### Directions for this task
Each line in the data must be reproduced as written, except for any picture.

### The data
[Start of section]

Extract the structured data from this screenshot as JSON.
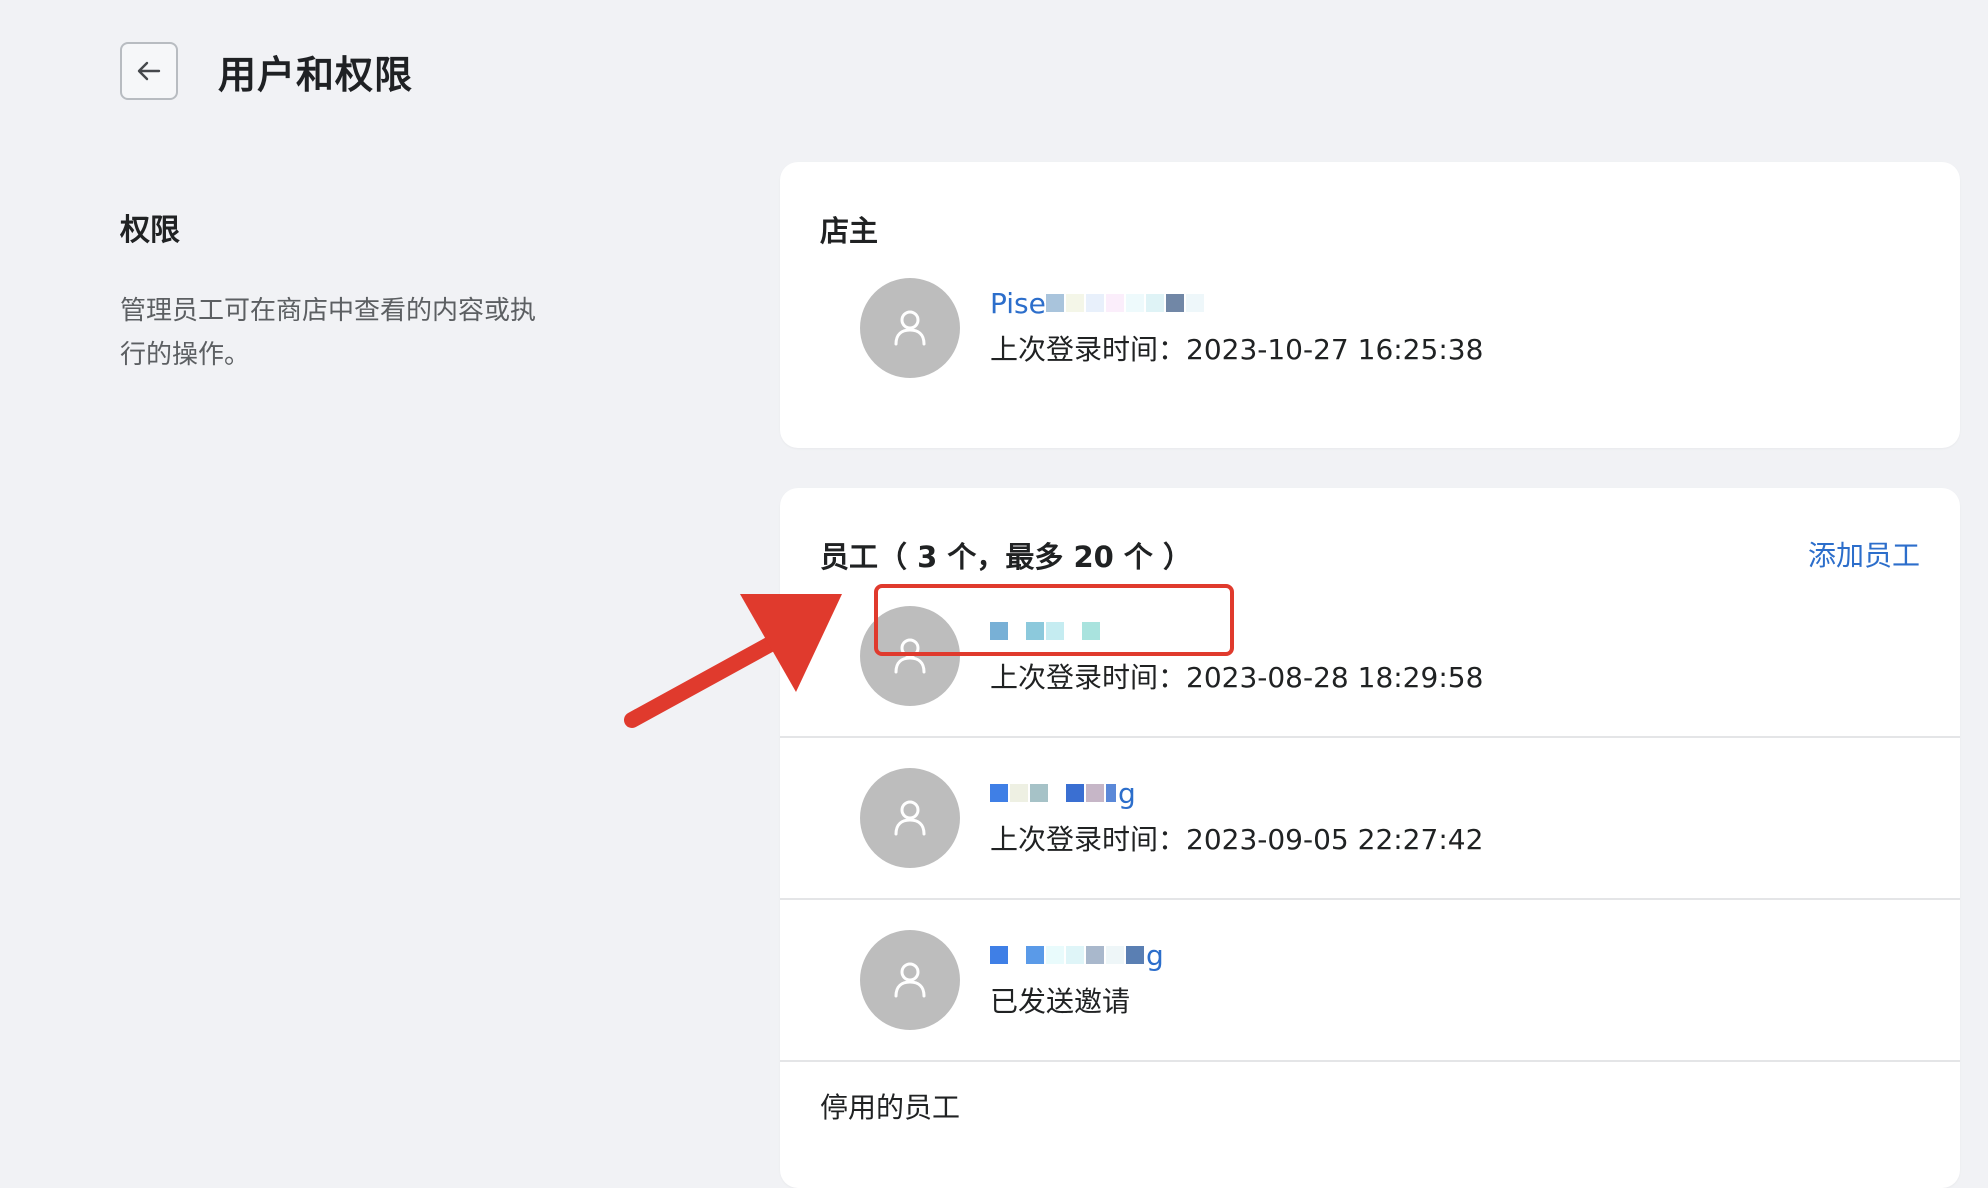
{
  "header": {
    "title": "用户和权限",
    "back_icon": "arrow-left-icon"
  },
  "permissions": {
    "title": "权限",
    "description": "管理员工可在商店中查看的内容或执行的操作。"
  },
  "owner_section": {
    "heading": "店主",
    "owner": {
      "name": "Pise",
      "last_login": "上次登录时间：2023-10-27 16:25:38"
    }
  },
  "staff_section": {
    "heading": "员工（ 3 个，最多 20 个 ）",
    "add_label": "添加员工",
    "members": [
      {
        "name": "",
        "status": "上次登录时间：2023-08-28 18:29:58"
      },
      {
        "name": "g",
        "status": "上次登录时间：2023-09-05 22:27:42"
      },
      {
        "name": "g",
        "status": "已发送邀请"
      }
    ],
    "disabled_label": "停用的员工"
  },
  "colors": {
    "background": "#f1f2f5",
    "link": "#2c6ecb",
    "annotation": "#e03a2d",
    "avatar": "#bdbdbd"
  }
}
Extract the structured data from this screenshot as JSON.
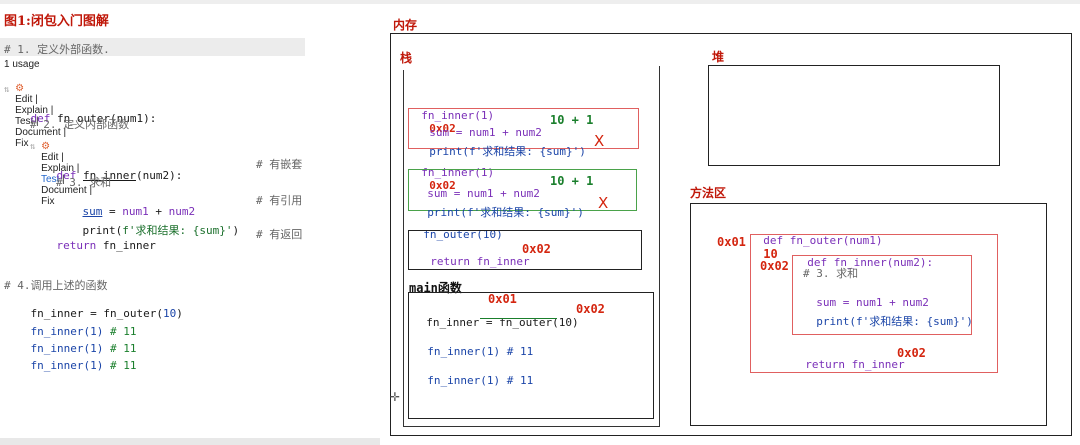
{
  "figure_title": "图1:闭包入门图解",
  "editor": {
    "comment1": "# 1. 定义外部函数.",
    "usage": "1 usage",
    "lens1": [
      "Edit",
      "Explain",
      "Test",
      "Document",
      "Fix"
    ],
    "def_outer": {
      "kw": "def",
      "name": "fn_outer",
      "param": "num1"
    },
    "comment2": "# 2. 定义内部函数",
    "lens2": [
      "Edit",
      "Explain",
      "Test",
      "Document",
      "Fix"
    ],
    "def_inner": {
      "kw": "def",
      "name": "fn_inner",
      "param": "num2"
    },
    "note_nested": "# 有嵌套",
    "comment3": "# 3. 求和",
    "sum_line": {
      "var": "sum",
      "expr1": "num1",
      "op": "+",
      "expr2": "num2"
    },
    "note_ref": "# 有引用",
    "print_line": {
      "fn": "print",
      "str": "f'求和结果: {sum}'"
    },
    "return_line": {
      "kw": "return",
      "val": "fn_inner"
    },
    "note_return": "# 有返回",
    "comment4": "# 4.调用上述的函数",
    "assign_line": {
      "var": "fn_inner",
      "call": "fn_outer",
      "arg": "10"
    },
    "calls": [
      {
        "call": "fn_inner(1)",
        "comment": "# 11"
      },
      {
        "call": "fn_inner(1)",
        "comment": "# 11"
      },
      {
        "call": "fn_inner(1)",
        "comment": "# 11"
      }
    ]
  },
  "memory": {
    "title": "内存",
    "stack": {
      "title": "栈",
      "frame1": {
        "label": "fn_inner(1)",
        "addr": "0x02",
        "sum": "sum = num1 + num2",
        "calc": "10 + 1",
        "print": "print(f'求和结果: {sum}')",
        "x": "X"
      },
      "frame2": {
        "label": "fn_inner(1)",
        "addr": "0x02",
        "sum": "sum = num1 + num2",
        "calc": "10 + 1",
        "print": "print(f'求和结果: {sum}')",
        "x": "X"
      },
      "frame3": {
        "label": "fn_outer(10)",
        "ret": "return fn_inner",
        "addr": "0x02"
      },
      "main": {
        "label": "main函数",
        "addr_top": "0x01",
        "assign": "fn_inner = fn_outer(10)",
        "addr": "0x02",
        "calls": [
          "fn_inner(1) # 11",
          "fn_inner(1) # 11"
        ]
      }
    },
    "heap": {
      "title": "堆"
    },
    "method_area": {
      "title": "方法区",
      "def_outer": "def fn_outer(num1)",
      "outer_val": "10",
      "addr1": "0x01",
      "def_inner": "def fn_inner(num2):",
      "addr2": "0x02",
      "comment": "# 3. 求和",
      "sum": "sum = num1 + num2",
      "print": "print(f'求和结果: {sum}')",
      "ret": "return fn_inner",
      "ret_addr": "0x02"
    }
  },
  "colors": {
    "red": "#d4250f",
    "green": "#1a7f2c",
    "purple": "#7a2fb8",
    "blue": "#1b45a8"
  }
}
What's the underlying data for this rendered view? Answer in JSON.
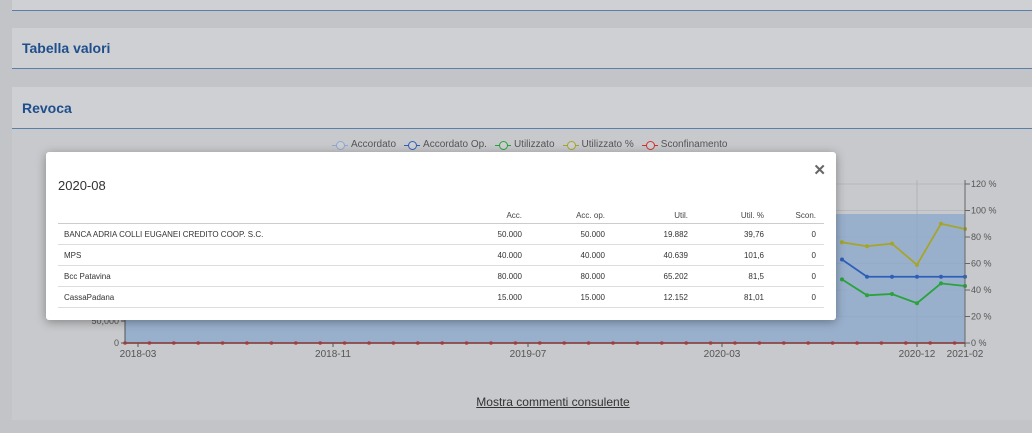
{
  "panels": {
    "tabella_title": "Tabella valori",
    "revoca_title": "Revoca",
    "comments_link": "Mostra commenti consulente"
  },
  "legend": [
    {
      "label": "Accordato",
      "color": "#8fa9d2"
    },
    {
      "label": "Accordato Op.",
      "color": "#2e5fb8"
    },
    {
      "label": "Utilizzato",
      "color": "#29a33a"
    },
    {
      "label": "Utilizzato %",
      "color": "#a6a52a"
    },
    {
      "label": "Sconfinamento",
      "color": "#d23030"
    }
  ],
  "chart_data": {
    "type": "line",
    "x_ticks": [
      "2018-03",
      "2018-11",
      "2019-07",
      "2020-03",
      "2020-12",
      "2021-02"
    ],
    "y_left_ticks": [
      "0",
      "50,000"
    ],
    "y_right_ticks": [
      "0 %",
      "20 %",
      "40 %",
      "60 %",
      "80 %",
      "100 %",
      "120 %"
    ],
    "y_right_range": [
      0,
      120
    ],
    "series": [
      {
        "name": "Utilizzato %",
        "values_right": [
          76,
          73,
          75,
          59,
          90,
          86
        ]
      },
      {
        "name": "Utilizzato",
        "values_right": [
          48,
          36,
          37,
          30,
          45,
          43
        ]
      },
      {
        "name": "Accordato Op.",
        "values_right": [
          63,
          50,
          50,
          50,
          50,
          50
        ]
      },
      {
        "name": "Sconfinamento",
        "values_right": [
          0
        ]
      }
    ]
  },
  "modal": {
    "title": "2020-08",
    "close_symbol": "✕",
    "headers": [
      "Acc.",
      "Acc. op.",
      "Util.",
      "Util. %",
      "Scon."
    ],
    "rows": [
      {
        "name": "BANCA ADRIA COLLI EUGANEI CREDITO COOP. S.C.",
        "acc": "50.000",
        "acc_op": "50.000",
        "util": "19.882",
        "util_pct": "39,76",
        "scon": "0"
      },
      {
        "name": "MPS",
        "acc": "40.000",
        "acc_op": "40.000",
        "util": "40.639",
        "util_pct": "101,6",
        "scon": "0"
      },
      {
        "name": "Bcc Patavina",
        "acc": "80.000",
        "acc_op": "80.000",
        "util": "65.202",
        "util_pct": "81,5",
        "scon": "0"
      },
      {
        "name": "CassaPadana",
        "acc": "15.000",
        "acc_op": "15.000",
        "util": "12.152",
        "util_pct": "81,01",
        "scon": "0"
      }
    ]
  }
}
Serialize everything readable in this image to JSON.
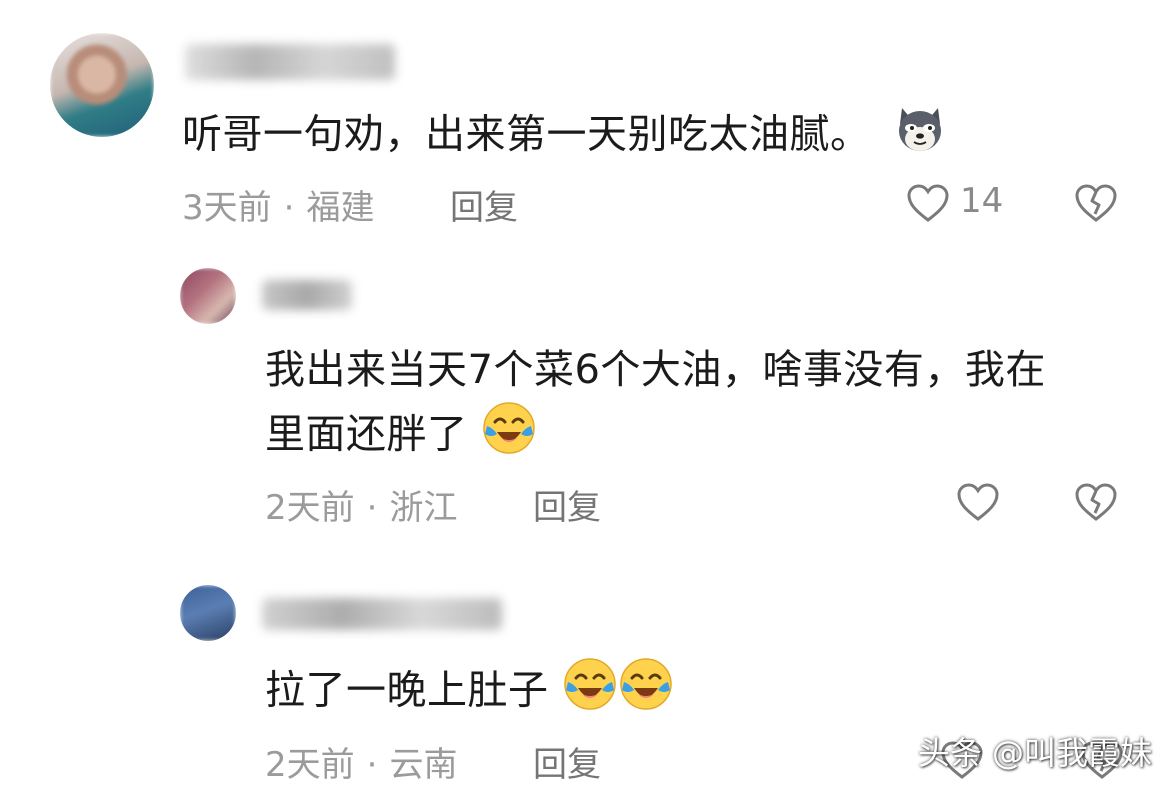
{
  "comments": [
    {
      "text": "听哥一句劝，出来第一天别吃太油腻。",
      "time": "3天前",
      "location": "福建",
      "reply_label": "回复",
      "like_count": "14"
    },
    {
      "text_line1": "我出来当天7个菜6个大油，啥事没有，我在",
      "text_line2": "里面还胖了",
      "time": "2天前",
      "location": "浙江",
      "reply_label": "回复"
    },
    {
      "text": "拉了一晚上肚子",
      "time": "2天前",
      "location": "云南",
      "reply_label": "回复"
    }
  ],
  "separator": "·",
  "watermark": "头条 @叫我霞妹",
  "colors": {
    "meta_gray": "#9b9b9b",
    "icon_gray": "#7a7a7a",
    "emoji_yellow": "#ffd24d",
    "tear_blue": "#3aa0e6"
  }
}
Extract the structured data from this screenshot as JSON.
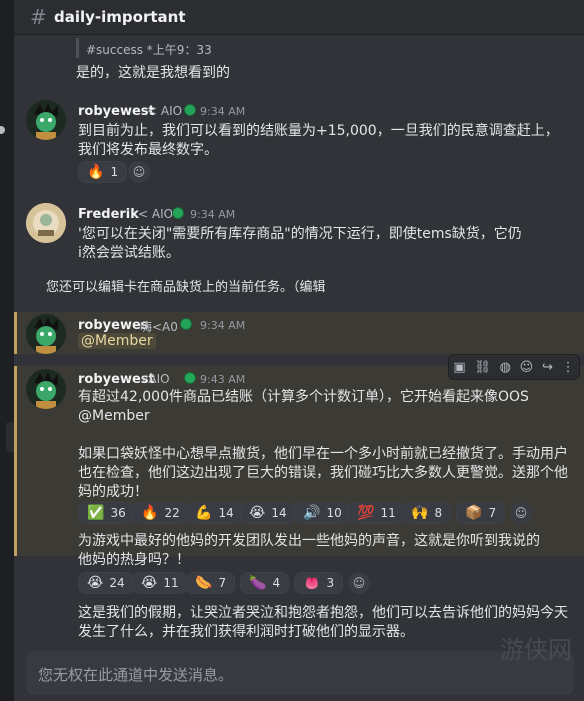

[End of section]

### Result of the task
Extract the structured data from this screenshot as JSON.
{
  "header": {
    "title": "用户和权限",
    "back_icon": "arrow-left-icon"
  },
  "permissions": {
    "title": "权限",
    "description": "管理员工可在商店中查看的内容或执行的操作。"
  },
  "owner_section": {
    "heading": "店主",
    "owner": {
      "name": "Pise",
      "last_login": "上次登录时间：2023-10-27 16:25:38"
    }
  },
  "staff_section": {
    "heading": "员工（ 3 个，最多 20 个 ）",
    "add_label": "添加员工",
    "members": [
      {
        "name": "",
        "status": "上次登录时间：2023-08-28 18:29:58"
      },
      {
        "name": "g",
        "status": "上次登录时间：2023-09-05 22:27:42"
      },
      {
        "name": "g",
        "status": "已发送邀请"
      }
    ],
    "disabled_label": "停用的员工"
  },
  "colors": {
    "background": "#f1f2f5",
    "link": "#2c6ecb",
    "annotation": "#e03a2d",
    "avatar": "#bdbdbd"
  }
}
Extract the structured data from this screenshot as JSON.
{
  "figure_title": "图1:闭包入门图解",
  "editor": {
    "comment1": "# 1. 定义外部函数.",
    "usage": "1 usage",
    "lens1": [
      "Edit",
      "Explain",
      "Test",
      "Document",
      "Fix"
    ],
    "def_outer": {
      "kw": "def",
      "name": "fn_outer",
      "param": "num1"
    },
    "comment2": "# 2. 定义内部函数",
    "lens2": [
      "Edit",
      "Explain",
      "Test",
      "Document",
      "Fix"
    ],
    "def_inner": {
      "kw": "def",
      "name": "fn_inner",
      "param": "num2"
    },
    "note_nested": "# 有嵌套",
    "comment3": "# 3. 求和",
    "sum_line": {
      "var": "sum",
      "expr1": "num1",
      "op": "+",
      "expr2": "num2"
    },
    "note_ref": "# 有引用",
    "print_line": {
      "fn": "print",
      "str": "f'求和结果: {sum}'"
    },
    "return_line": {
      "kw": "return",
      "val": "fn_inner"
    },
    "note_return": "# 有返回",
    "comment4": "# 4.调用上述的函数",
    "assign_line": {
      "var": "fn_inner",
      "call": "fn_outer",
      "arg": "10"
    },
    "calls": [
      {
        "call": "fn_inner(1)",
        "comment": "# 11"
      },
      {
        "call": "fn_inner(1)",
        "comment": "# 11"
      },
      {
        "call": "fn_inner(1)",
        "comment": "# 11"
      }
    ]
  },
  "memory": {
    "title": "内存",
    "stack": {
      "title": "栈",
      "frame1": {
        "label": "fn_inner(1)",
        "addr": "0x02",
        "sum": "sum = num1 + num2",
        "calc": "10 + 1",
        "print": "print(f'求和结果: {sum}')",
        "x": "X"
      },
      "frame2": {
        "label": "fn_inner(1)",
        "addr": "0x02",
        "sum": "sum = num1 + num2",
        "calc": "10 + 1",
        "print": "print(f'求和结果: {sum}')",
        "x": "X"
      },
      "frame3": {
        "label": "fn_outer(10)",
        "ret": "return fn_inner",
        "addr": "0x02"
      },
      "main": {
        "label": "main函数",
        "addr_top": "0x01",
        "assign": "fn_inner = fn_outer(10)",
        "addr": "0x02",
        "calls": [
          "fn_inner(1) # 11",
          "fn_inner(1) # 11"
        ]
      }
    },
    "heap": {
      "title": "堆"
    },
    "method_area": {
      "title": "方法区",
      "def_outer": "def fn_outer(num1)",
      "outer_val": "10",
      "addr1": "0x01",
      "def_inner": "def fn_inner(num2):",
      "addr2": "0x02",
      "comment": "# 3. 求和",
      "sum": "sum = num1 + num2",
      "print": "print(f'求和结果: {sum}')",
      "ret": "return fn_inner",
      "ret_addr": "0x02"
    }
  },
  "colors": {
    "red": "#d4250f",
    "green": "#1a7f2c",
    "purple": "#7a2fb8",
    "blue": "#1b45a8"
  }
}
What's the underlying data for this rendered view? Answer in JSON.
{
  "panels": {
    "tabella_title": "Tabella valori",
    "revoca_title": "Revoca",
    "comments_link": "Mostra commenti consulente"
  },
  "legend": [
    {
      "label": "Accordato",
      "color": "#8fa9d2"
    },
    {
      "label": "Accordato Op.",
      "color": "#2e5fb8"
    },
    {
      "label": "Utilizzato",
      "color": "#29a33a"
    },
    {
      "label": "Utilizzato %",
      "color": "#a6a52a"
    },
    {
      "label": "Sconfinamento",
      "color": "#d23030"
    }
  ],
  "chart_data": {
    "type": "line",
    "x_ticks": [
      "2018-03",
      "2018-11",
      "2019-07",
      "2020-03",
      "2020-12",
      "2021-02"
    ],
    "y_left_ticks": [
      "0",
      "50,000"
    ],
    "y_right_ticks": [
      "0 %",
      "20 %",
      "40 %",
      "60 %",
      "80 %",
      "100 %",
      "120 %"
    ],
    "y_right_range": [
      0,
      120
    ],
    "series": [
      {
        "name": "Utilizzato %",
        "values_right": [
          76,
          73,
          75,
          59,
          90,
          86
        ]
      },
      {
        "name": "Utilizzato",
        "values_right": [
          48,
          36,
          37,
          30,
          45,
          43
        ]
      },
      {
        "name": "Accordato Op.",
        "values_right": [
          63,
          50,
          50,
          50,
          50,
          50
        ]
      },
      {
        "name": "Sconfinamento",
        "values_right": [
          0
        ]
      }
    ]
  },
  "modal": {
    "title": "2020-08",
    "close_symbol": "✕",
    "headers": [
      "Acc.",
      "Acc. op.",
      "Util.",
      "Util. %",
      "Scon."
    ],
    "rows": [
      {
        "name": "BANCA ADRIA COLLI EUGANEI CREDITO COOP. S.C.",
        "acc": "50.000",
        "acc_op": "50.000",
        "util": "19.882",
        "util_pct": "39,76",
        "scon": "0"
      },
      {
        "name": "MPS",
        "acc": "40.000",
        "acc_op": "40.000",
        "util": "40.639",
        "util_pct": "101,6",
        "scon": "0"
      },
      {
        "name": "Bcc Patavina",
        "acc": "80.000",
        "acc_op": "80.000",
        "util": "65.202",
        "util_pct": "81,5",
        "scon": "0"
      },
      {
        "name": "CassaPadana",
        "acc": "15.000",
        "acc_op": "15.000",
        "util": "12.152",
        "util_pct": "81,01",
        "scon": "0"
      }
    ]
  }
}
Serialize everything readable in this image to JSON.
{
  "comments": [
    {
      "text": "听哥一句劝，出来第一天别吃太油腻。",
      "time": "3天前",
      "location": "福建",
      "reply_label": "回复",
      "like_count": "14"
    },
    {
      "text_line1": "我出来当天7个菜6个大油，啥事没有，我在",
      "text_line2": "里面还胖了",
      "time": "2天前",
      "location": "浙江",
      "reply_label": "回复"
    },
    {
      "text": "拉了一晚上肚子",
      "time": "2天前",
      "location": "云南",
      "reply_label": "回复"
    }
  ],
  "separator": "·",
  "watermark": "头条 @叫我霞妹",
  "colors": {
    "meta_gray": "#9b9b9b",
    "icon_gray": "#7a7a7a",
    "emoji_yellow": "#ffd24d",
    "tear_blue": "#3aa0e6"
  }
}
Extract the structured data from this screenshot as JSON.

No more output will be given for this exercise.